Created By: Alpharetta Historical Society
Explore the early days of Alpharetta on this self-guided tour with stops at twenty-two historic markers located within walking distance of one another. Uncover the story of Alpharetta’s past at your own pace: learn what industry drove the city’s economy and what buildings served uniquely different purposes than their modern-day functions. And there’s no better time to bring up a discussion of your own family’s history. Gather the grandparents, bring along the youngsters and take a walk down memory lane. While you are here, take time to discover our dynamic city. With access to 300 things to do, five distinct shopping districts and over 175 dining options, there is plenty to fill your days. Choose one of 23 modern and affordable hotels listed on the back of the brochure. Take advantage of specially designed hotel packages or special rates found on our website.

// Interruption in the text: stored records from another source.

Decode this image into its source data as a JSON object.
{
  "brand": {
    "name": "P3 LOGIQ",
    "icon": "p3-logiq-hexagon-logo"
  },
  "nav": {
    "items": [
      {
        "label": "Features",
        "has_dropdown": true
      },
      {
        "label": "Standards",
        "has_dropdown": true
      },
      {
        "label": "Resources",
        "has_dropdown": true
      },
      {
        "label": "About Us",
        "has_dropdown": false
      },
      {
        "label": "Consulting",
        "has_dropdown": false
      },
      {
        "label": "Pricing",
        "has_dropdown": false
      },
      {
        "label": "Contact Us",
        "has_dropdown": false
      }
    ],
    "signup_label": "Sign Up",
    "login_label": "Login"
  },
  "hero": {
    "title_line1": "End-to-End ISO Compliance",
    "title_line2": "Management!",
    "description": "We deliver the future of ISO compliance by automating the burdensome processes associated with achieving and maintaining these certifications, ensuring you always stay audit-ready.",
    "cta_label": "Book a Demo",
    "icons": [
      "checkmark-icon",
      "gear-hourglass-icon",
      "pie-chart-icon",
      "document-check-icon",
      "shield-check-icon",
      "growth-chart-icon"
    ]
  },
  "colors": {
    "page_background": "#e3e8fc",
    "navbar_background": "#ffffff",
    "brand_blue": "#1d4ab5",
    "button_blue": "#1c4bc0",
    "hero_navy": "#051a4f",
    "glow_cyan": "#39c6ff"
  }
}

A Brief HISTORY OF ALPHARETTA, GA OLD MILTON COUNTY As far back as 1835, New Prospect Campground was an overnight stop for travelers and traders. Prior to the formation of Milton County in 1858, the U.S. Coastal Survey Map also indicates an early settled community called Farm House near the Preston Ridge peak. On March 23, 1858, Milton County was created and the Milton County Courthouse was erected at the site directly in front of present day Alpharetta City Hall. At the turn of the century, Alpharetta continued to be an overnight stop for travelers from Atlanta to Dahlonega. The downtown area had four hotels, several cotton gins and mercantile stores and was bustling with activity. Alpharettans have served their country in every major foreign war from the Spanish-American through the war in Iraq. The town’s economy was cotton farm based until WWII when the federal government encouraged local farmers to raise food crops, chickens and livestock. In 1981, Alpharetta was a small town of 3,000. By 2015, the population increased to more than 62,000 residents. While striving to honor its rural roots, the city is home to some of the leading U.S. corporations. Its public schools are among the highest scoring in the nation.